Aim Previous studies have failed to reconstruct the regional post-glacial migration pattern of Abies alba in southern France. Based on the first exhaustive compilation of palaeoecological data in this region, we present the state-of-the-art and attempt to synthesize the available information concerning glacial refugia and post-glacial migration, and analyse the information with regard to climate and orography.
Location South-western Alps and adjacent areas, southern France.
Methods The work compiles the available palaeoecological data in the south-western Alps (52 sites, 290 radiocarbon dates). The post-glacial migration pattern of Abies alba is reconstructed based on 22 selected palynological analyses (11 well-dated reference sites and 11 supplementary ones).
Results The geographical patterns of approaching area limit, immigration and expansion are reconstructed at the scale of the southern French Alps.

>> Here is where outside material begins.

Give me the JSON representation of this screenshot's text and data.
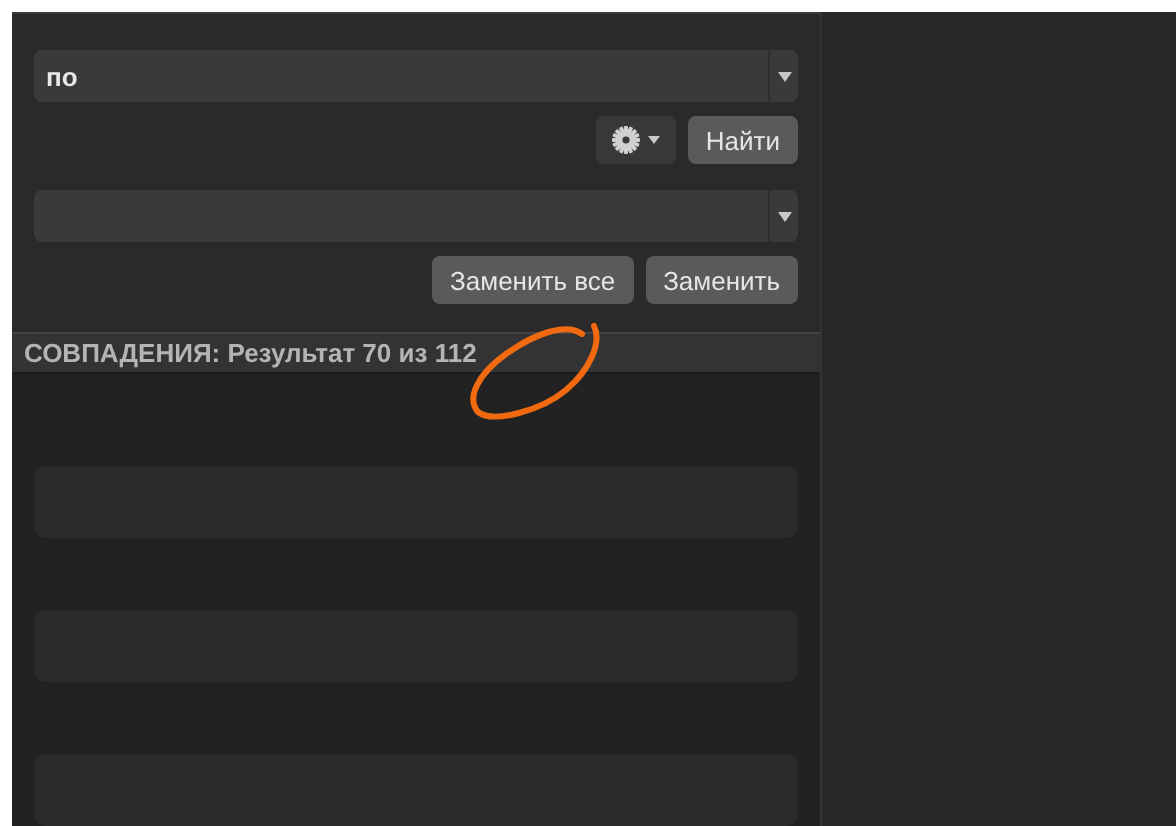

Main conclusions Despite previous assertions, the evidence of refugia in southern France is non-existent. The late-glacial records of fir pollen, previously interpreted in French Mediterranean regions and on adjacent foot-hills as possibly reflecting regional refugia, most probably correspond to reworking phenomena or long-distance pollen transport. Fir migration, originating in the Apennine refugia and through the south-western extremity of the Alps, was extremely rapid in the southern French Alps, only spanning a few centuries between 10,100 and 9800 cal. yr bp. The subsequent spread of fir populations was controlled by local parameters, such as the aridity of the inner valleys, which resulted in a delayed expansion in comparison to other regions. Abies almost disappeared from the south-western Alps during the Roman era, around 2000 cal. yr bp.